Unfortunately after all that hard work, Raikkonen will drop back to tenth place for the start of the Grand Prix because of the grid penalty he received for an unscheduled gearbox change overnight. But Lotus will surely be happy with the fire that the Iceman displayed in the Malaysian heat, with Raikkonen looking close to being back at his entertaining best after a disappointing display in last weekend's qualification and a number of glitches, gremlins and the odd hospitality fire in the interim. Better still, Romain Grosjean confirmed that this wasn't a one-driver effort when he finished less than two tenths behind his team mate.
Webber's fourth place on the grid means that he will start just ahead of Sebastian Vettel, who inherits fifth from Raikkonen after the Finn's penalty is applied. Neither driver seemed to have enough to seriously put them into contention for the top spots, although Webber himself topped the Q1 times with an explosive late run after flirting with the drop zone. The Australian overall looked the stronger of the two Red Bull drivers, with Vettel curiously muted throughout. The reigning champion's final run on track in Q3 was on hard compound Pirelli tyres, indicating that the team had already given up on getting a fast lap time and that the order of the day was tyre strategy for the start of Sunday's race.

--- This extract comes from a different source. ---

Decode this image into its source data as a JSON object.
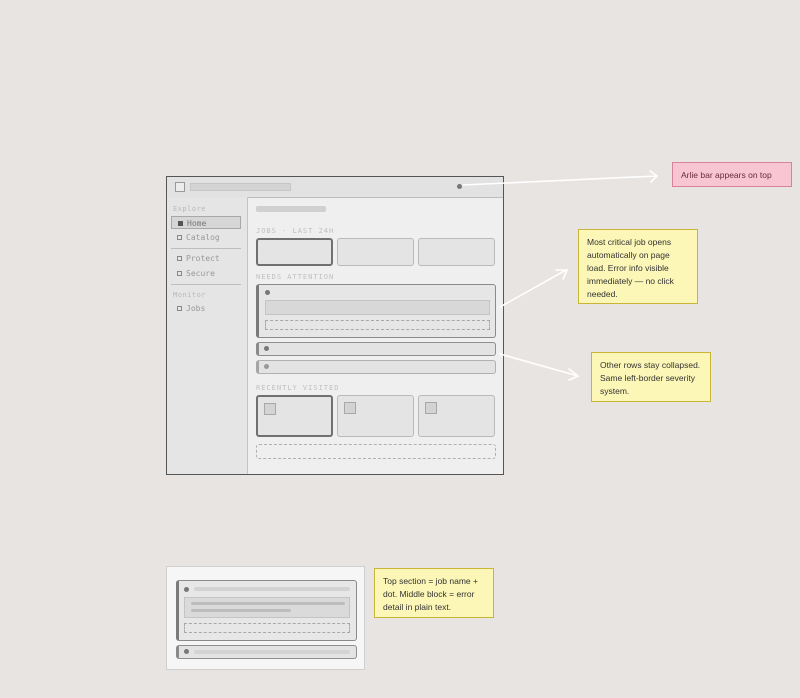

There was disappointment for Red Bull's junior team Toro Rosso, however. After featuring strongly in Friday's practice sessions, much was expected of Daniel Ricciardo and Jean-Eric Vergne but instead they ended up enmeshed in a battle to merely survive beyond Q1. When Vergne locked up his brakes and left his Pirelli tyres badly flat-spotted, his chances of making it through went up in smoke along with the rubber and he ended up consigned to Q1 elimination along with the 'usual suspects' of Caterham, Marussia and HRT.
At one point it looked as though Felipe Massa might be among their number: it was another deeply frustrating and frankly embarrassing early session for the Brazilian as he was forced to dig deep to avoid elimination that would only have increased the calls for Ferrari to sack him. In the end he made it through and did well to haul himself up into 12th position on the grid with his efforts in Q2. That puts him not too far off Fernando Alonso, who made it into Q3 but then was wise enough to know there was nothing to be gained by squandering tyres in a fruitless pursuit of anything higher than ninth position (which should be promoted to eighth after Raikkonen's penalty comes into effect.)
Williams failed to display the breakthrough pace that they did in Australia, with Pastor Maldonado still showing a worrying penchant for momentary lapses with off-roading consequences; instead it was Sauber's Sergio Perez who had a much better day of it than he did last weekend, slipping into Q3 although he then opted to follow Alonso's strategy of not making a serious attempt at a fast lap in favour of saving sets of tyres for the race proper.